## EXERCISE
Below are some records: retype them all exactly, but not the pictures.

[Records drawn from a dataset]
»»
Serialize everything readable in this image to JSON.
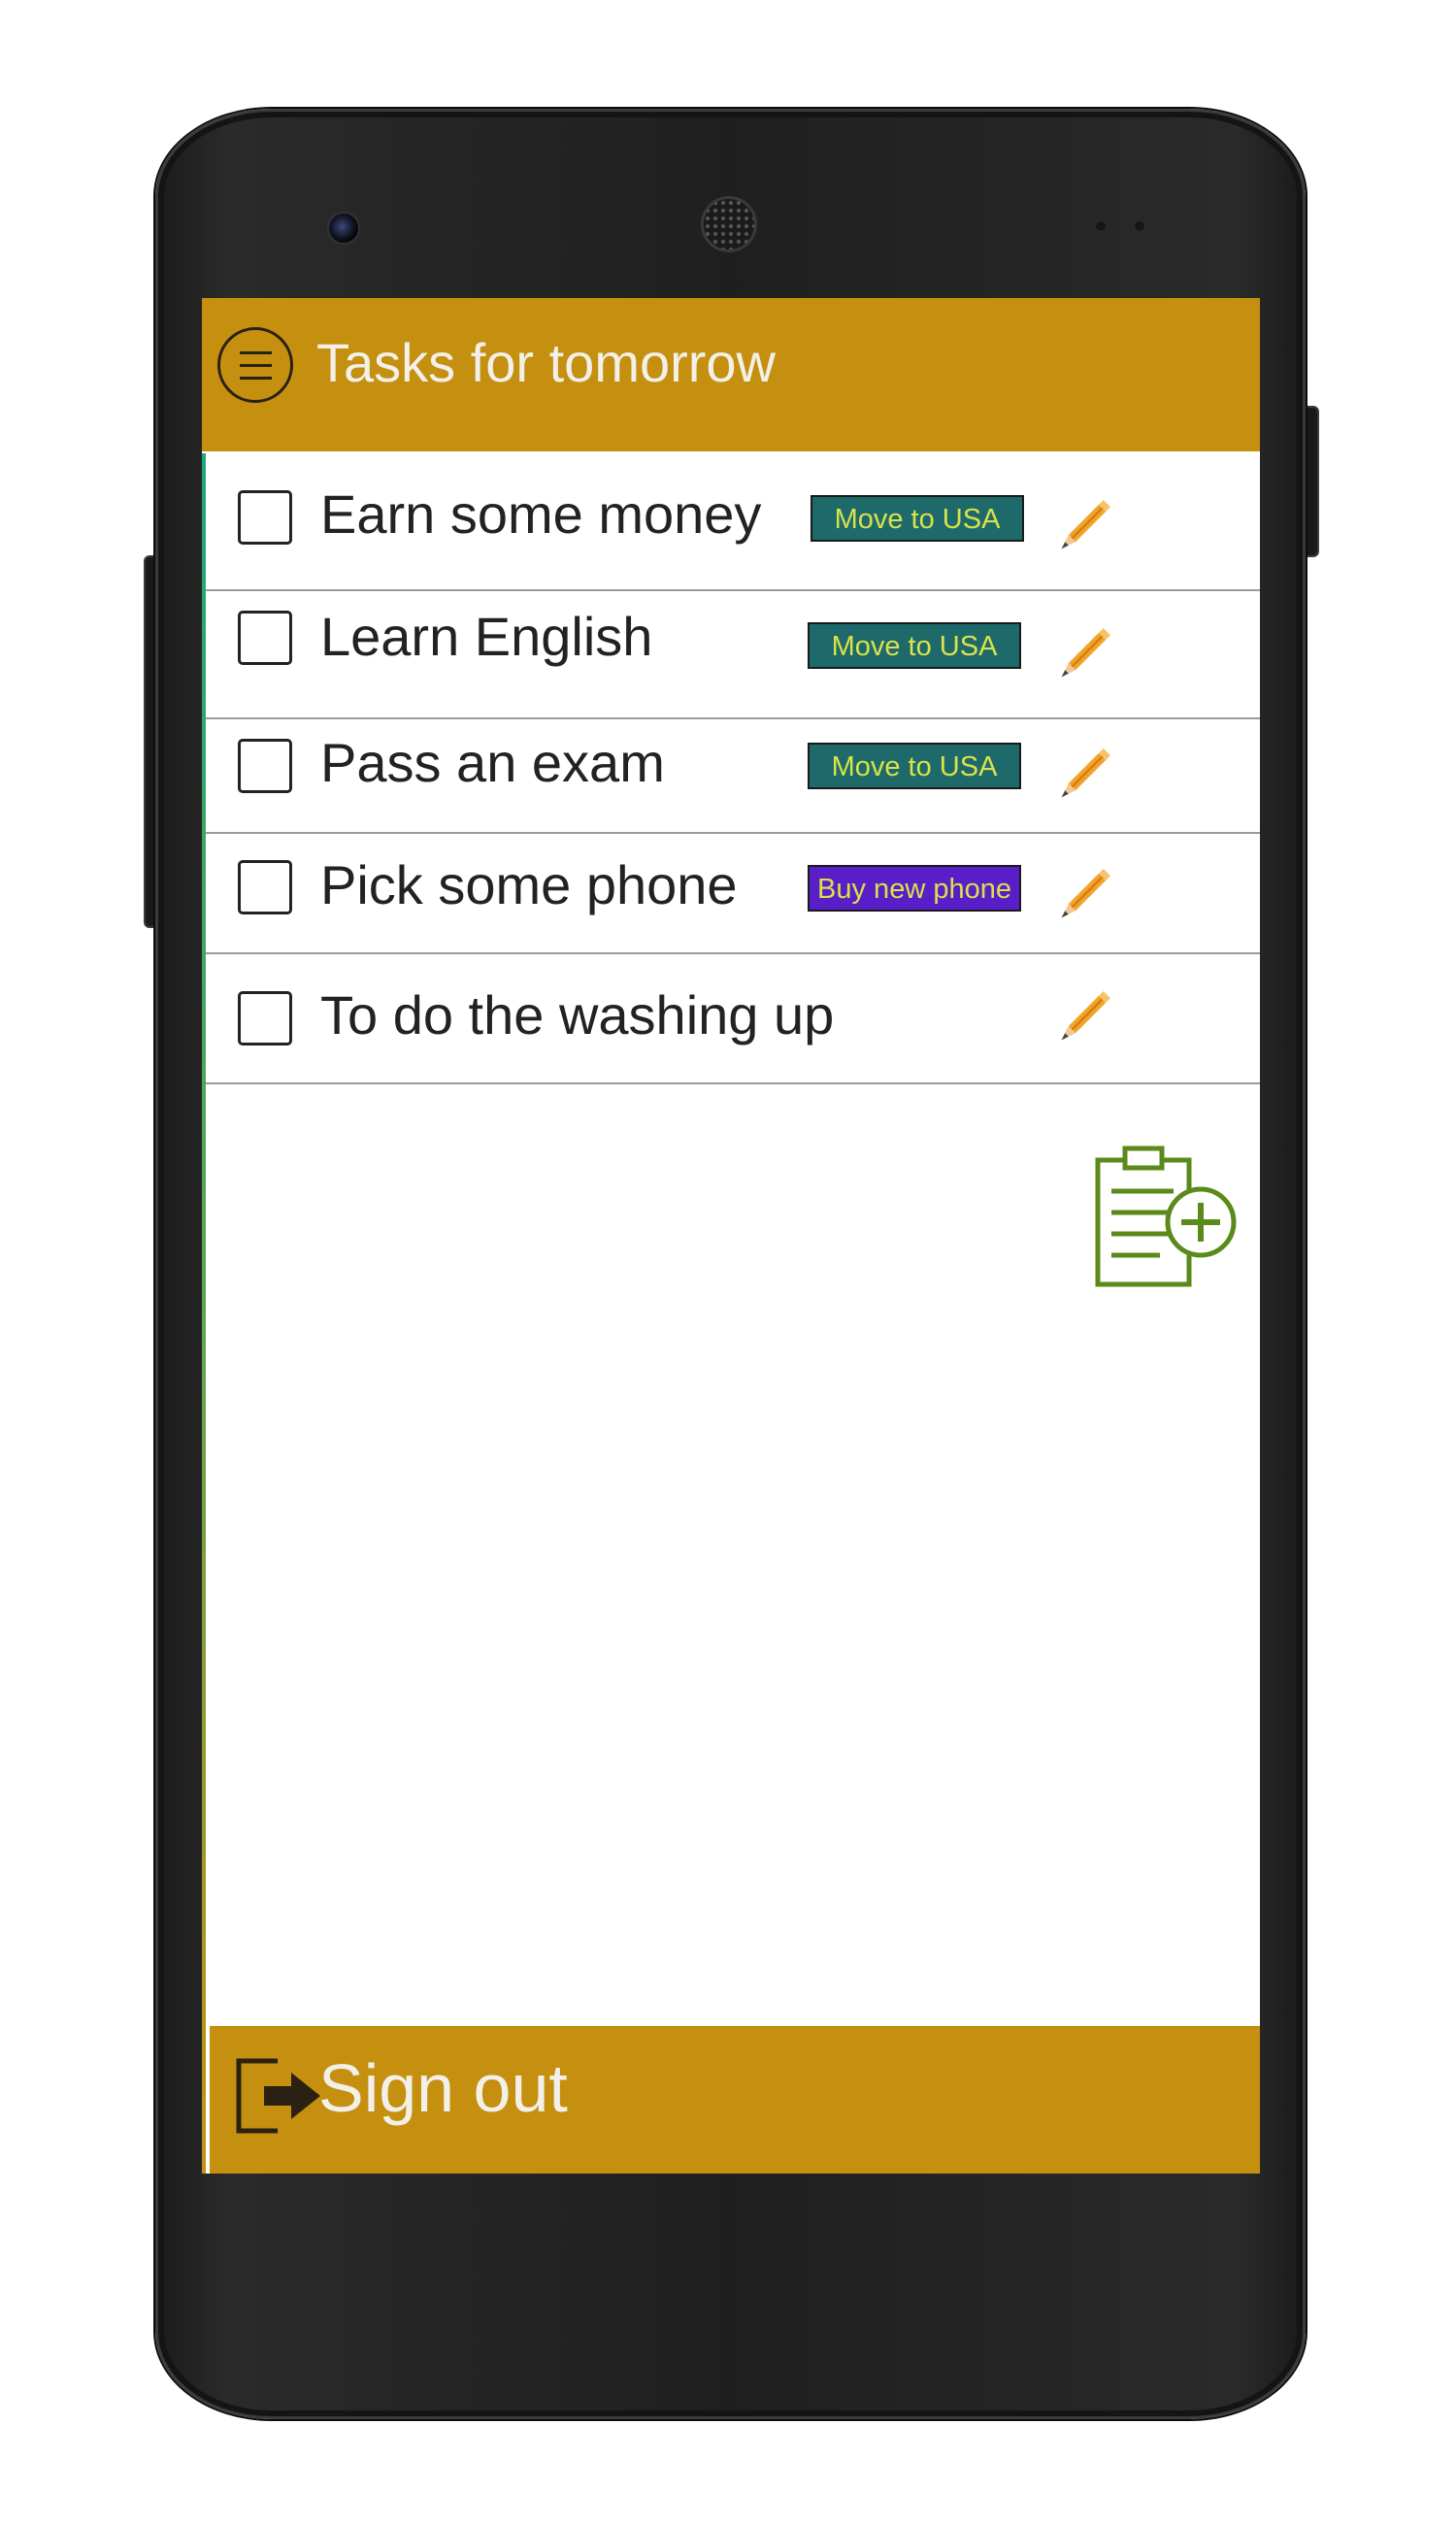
{
  "app_bar": {
    "title": "Tasks for tomorrow",
    "menu_icon": "hamburger-menu-icon"
  },
  "tasks": [
    {
      "text": "Earn some money",
      "checked": false,
      "tag": "Move to USA",
      "tag_color": "#1e6a6a",
      "edit_icon": "pencil-icon"
    },
    {
      "text": "Learn English",
      "checked": false,
      "tag": "Move to USA",
      "tag_color": "#1e6a6a",
      "edit_icon": "pencil-icon"
    },
    {
      "text": "Pass an exam",
      "checked": false,
      "tag": "Move to USA",
      "tag_color": "#1e6a6a",
      "edit_icon": "pencil-icon"
    },
    {
      "text": "Pick some phone",
      "checked": false,
      "tag": "Buy new phone",
      "tag_color": "#5a1ec8",
      "edit_icon": "pencil-icon"
    },
    {
      "text": "To do the washing up",
      "checked": false,
      "tag": "",
      "edit_icon": "pencil-icon"
    }
  ],
  "add_task": {
    "icon": "clipboard-add-icon",
    "color": "#5a8a1a"
  },
  "footer": {
    "signout_label": "Sign out",
    "signout_icon": "sign-out-icon"
  },
  "colors": {
    "accent": "#c58f10",
    "title_text": "#f2f0e8",
    "tag_text": "#d8e24a"
  }
}
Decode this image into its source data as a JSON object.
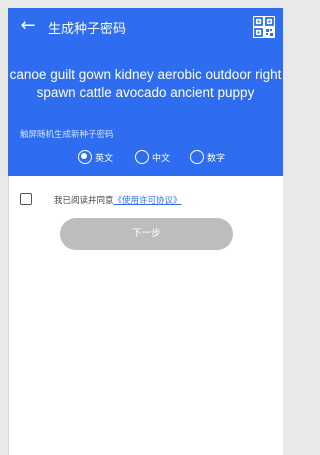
{
  "appbar": {
    "title": "生成种子密码",
    "back_icon": "arrow-left-icon",
    "qr_icon": "qr-code-icon"
  },
  "seed": {
    "mnemonic": "canoe guilt gown kidney aerobic outdoor right spawn cattle avocado ancient puppy",
    "tap_hint": "触屏随机生成新种子密码"
  },
  "language": {
    "options": [
      {
        "label": "英文",
        "selected": true
      },
      {
        "label": "中文",
        "selected": false
      },
      {
        "label": "数字",
        "selected": false
      }
    ]
  },
  "agreement": {
    "checked": false,
    "prefix": "我已阅读并同意",
    "link": "《使用许可协议》"
  },
  "next_button": {
    "label": "下一步",
    "enabled": false
  },
  "colors": {
    "primary": "#2f6df0",
    "disabled_button": "#bdbdbd"
  }
}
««
## THE ANSWER
Serialize everything readable in this image to JSON.
{
  "app_bar": {
    "title": "Tasks for tomorrow",
    "menu_icon": "hamburger-menu-icon"
  },
  "tasks": [
    {
      "text": "Earn some money",
      "checked": false,
      "tag": "Move to USA",
      "tag_color": "#1e6a6a",
      "edit_icon": "pencil-icon"
    },
    {
      "text": "Learn English",
      "checked": false,
      "tag": "Move to USA",
      "tag_color": "#1e6a6a",
      "edit_icon": "pencil-icon"
    },
    {
      "text": "Pass an exam",
      "checked": false,
      "tag": "Move to USA",
      "tag_color": "#1e6a6a",
      "edit_icon": "pencil-icon"
    },
    {
      "text": "Pick some phone",
      "checked": false,
      "tag": "Buy new phone",
      "tag_color": "#5a1ec8",
      "edit_icon": "pencil-icon"
    },
    {
      "text": "To do the washing up",
      "checked": false,
      "tag": "",
      "edit_icon": "pencil-icon"
    }
  ],
  "add_task": {
    "icon": "clipboard-add-icon",
    "color": "#5a8a1a"
  },
  "footer": {
    "signout_label": "Sign out",
    "signout_icon": "sign-out-icon"
  },
  "colors": {
    "accent": "#c58f10",
    "title_text": "#f2f0e8",
    "tag_text": "#d8e24a"
  }
}
Decode this image into its source data as a JSON object.
{
  "appbar": {
    "title": "生成种子密码",
    "back_icon": "arrow-left-icon",
    "qr_icon": "qr-code-icon"
  },
  "seed": {
    "mnemonic": "canoe guilt gown kidney aerobic outdoor right spawn cattle avocado ancient puppy",
    "tap_hint": "触屏随机生成新种子密码"
  },
  "language": {
    "options": [
      {
        "label": "英文",
        "selected": true
      },
      {
        "label": "中文",
        "selected": false
      },
      {
        "label": "数字",
        "selected": false
      }
    ]
  },
  "agreement": {
    "checked": false,
    "prefix": "我已阅读并同意",
    "link": "《使用许可协议》"
  },
  "next_button": {
    "label": "下一步",
    "enabled": false
  },
  "colors": {
    "primary": "#2f6df0",
    "disabled_button": "#bdbdbd"
  }
}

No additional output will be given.